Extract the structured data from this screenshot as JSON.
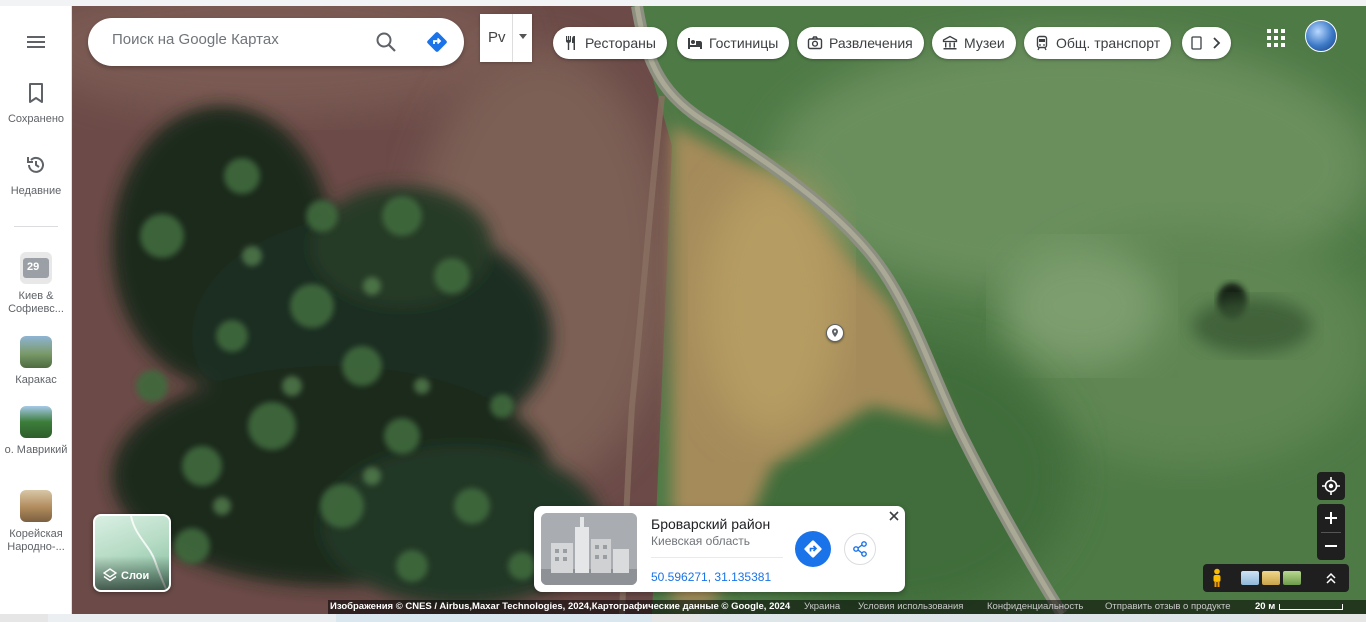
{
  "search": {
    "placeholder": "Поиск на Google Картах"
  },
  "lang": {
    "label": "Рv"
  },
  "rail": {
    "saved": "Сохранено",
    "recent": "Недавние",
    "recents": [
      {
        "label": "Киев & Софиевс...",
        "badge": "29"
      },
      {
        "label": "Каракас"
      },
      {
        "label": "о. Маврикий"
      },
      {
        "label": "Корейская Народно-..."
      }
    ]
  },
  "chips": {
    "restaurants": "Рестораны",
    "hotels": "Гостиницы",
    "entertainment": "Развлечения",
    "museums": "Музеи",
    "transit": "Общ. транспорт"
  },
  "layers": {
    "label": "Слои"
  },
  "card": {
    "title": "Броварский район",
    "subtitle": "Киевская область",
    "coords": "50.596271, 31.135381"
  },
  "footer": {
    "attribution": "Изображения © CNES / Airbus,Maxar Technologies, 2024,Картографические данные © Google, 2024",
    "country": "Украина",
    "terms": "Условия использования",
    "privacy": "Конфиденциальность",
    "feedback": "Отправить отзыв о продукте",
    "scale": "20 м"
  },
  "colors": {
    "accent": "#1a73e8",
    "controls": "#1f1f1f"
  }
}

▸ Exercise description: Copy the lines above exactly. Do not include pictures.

▸ Problem solution:
Extract the structured data from this screenshot as JSON.
{
  "search": {
    "placeholder": "Поиск на Google Картах"
  },
  "lang": {
    "label": "Рv"
  },
  "rail": {
    "saved": "Сохранено",
    "recent": "Недавние",
    "recents": [
      {
        "label": "Киев & Софиевс...",
        "badge": "29"
      },
      {
        "label": "Каракас"
      },
      {
        "label": "о. Маврикий"
      },
      {
        "label": "Корейская Народно-..."
      }
    ]
  },
  "chips": {
    "restaurants": "Рестораны",
    "hotels": "Гостиницы",
    "entertainment": "Развлечения",
    "museums": "Музеи",
    "transit": "Общ. транспорт"
  },
  "layers": {
    "label": "Слои"
  },
  "card": {
    "title": "Броварский район",
    "subtitle": "Киевская область",
    "coords": "50.596271, 31.135381"
  },
  "footer": {
    "attribution": "Изображения © CNES / Airbus,Maxar Technologies, 2024,Картографические данные © Google, 2024",
    "country": "Украина",
    "terms": "Условия использования",
    "privacy": "Конфиденциальность",
    "feedback": "Отправить отзыв о продукте",
    "scale": "20 м"
  },
  "colors": {
    "accent": "#1a73e8",
    "controls": "#1f1f1f"
  }
}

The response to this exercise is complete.